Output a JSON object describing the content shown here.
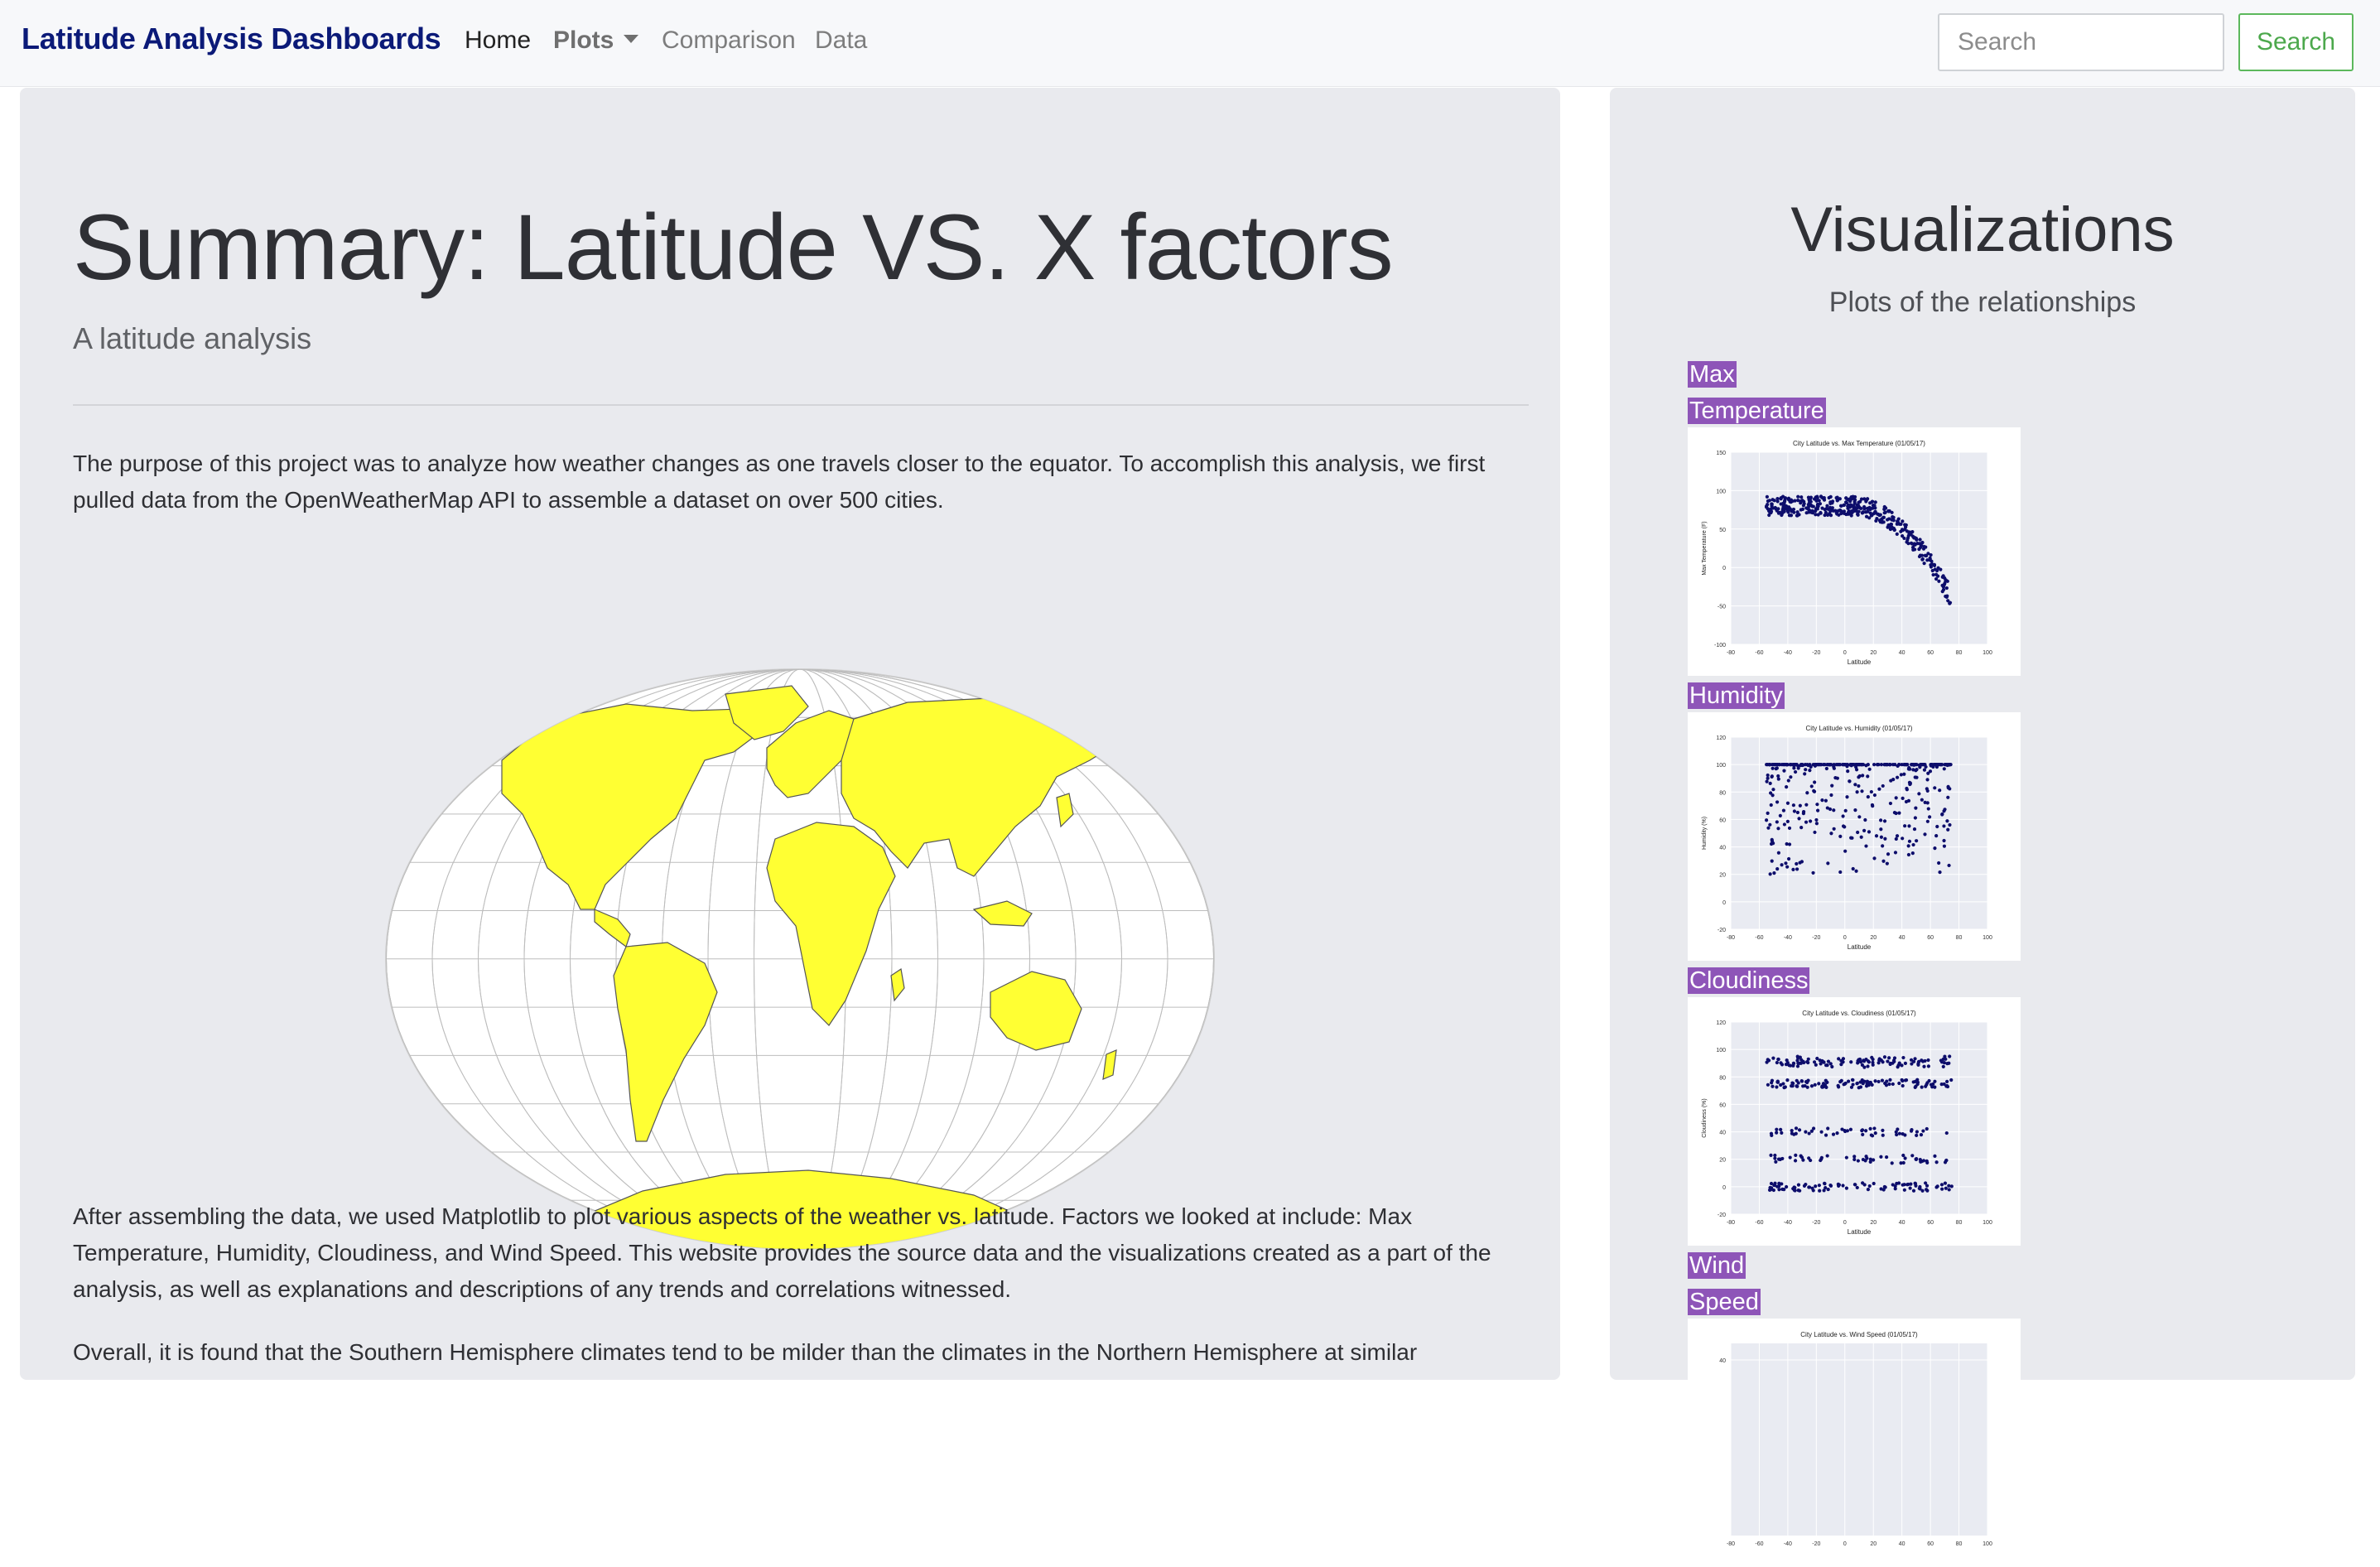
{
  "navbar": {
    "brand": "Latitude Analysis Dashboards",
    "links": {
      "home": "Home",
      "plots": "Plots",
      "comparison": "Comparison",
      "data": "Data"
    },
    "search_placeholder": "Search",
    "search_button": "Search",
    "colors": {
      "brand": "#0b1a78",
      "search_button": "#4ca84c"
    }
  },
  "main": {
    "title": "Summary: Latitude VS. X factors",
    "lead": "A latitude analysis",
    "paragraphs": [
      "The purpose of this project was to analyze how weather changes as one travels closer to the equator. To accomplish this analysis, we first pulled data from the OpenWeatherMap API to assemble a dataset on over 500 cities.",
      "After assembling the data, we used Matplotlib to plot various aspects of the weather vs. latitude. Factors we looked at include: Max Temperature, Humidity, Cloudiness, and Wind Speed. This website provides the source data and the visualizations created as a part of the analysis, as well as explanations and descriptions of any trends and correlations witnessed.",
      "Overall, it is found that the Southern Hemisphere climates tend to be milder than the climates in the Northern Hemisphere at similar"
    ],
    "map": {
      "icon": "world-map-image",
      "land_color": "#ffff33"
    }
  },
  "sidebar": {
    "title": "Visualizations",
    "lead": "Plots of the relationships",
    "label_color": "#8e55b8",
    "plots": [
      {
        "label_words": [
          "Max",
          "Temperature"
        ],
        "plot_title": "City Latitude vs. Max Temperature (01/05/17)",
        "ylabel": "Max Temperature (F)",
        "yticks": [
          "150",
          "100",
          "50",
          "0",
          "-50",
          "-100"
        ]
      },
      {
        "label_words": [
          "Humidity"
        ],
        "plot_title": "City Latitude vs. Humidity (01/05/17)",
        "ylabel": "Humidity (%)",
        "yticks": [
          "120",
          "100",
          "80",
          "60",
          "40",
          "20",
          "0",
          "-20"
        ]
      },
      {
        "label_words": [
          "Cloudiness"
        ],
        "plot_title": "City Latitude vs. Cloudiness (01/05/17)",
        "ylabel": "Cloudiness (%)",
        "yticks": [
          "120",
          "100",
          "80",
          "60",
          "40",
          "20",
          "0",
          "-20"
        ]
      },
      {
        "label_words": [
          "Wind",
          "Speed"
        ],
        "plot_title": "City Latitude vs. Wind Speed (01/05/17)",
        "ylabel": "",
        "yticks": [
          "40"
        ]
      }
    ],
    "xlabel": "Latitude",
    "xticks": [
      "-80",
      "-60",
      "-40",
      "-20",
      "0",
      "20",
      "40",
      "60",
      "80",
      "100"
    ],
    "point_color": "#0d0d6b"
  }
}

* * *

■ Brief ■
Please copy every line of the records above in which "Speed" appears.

■ The answer ■
      "After assembling the data, we used Matplotlib to plot various aspects of the weather vs. latitude. Factors we looked at include: Max Temperature, Humidity, Cloudiness, and Wind Speed. This website provides the source data and the visualizations created as a part of the analysis, as well as explanations and descriptions of any trends and correlations witnessed.",
          "Speed"
        "plot_title": "City Latitude vs. Wind Speed (01/05/17)",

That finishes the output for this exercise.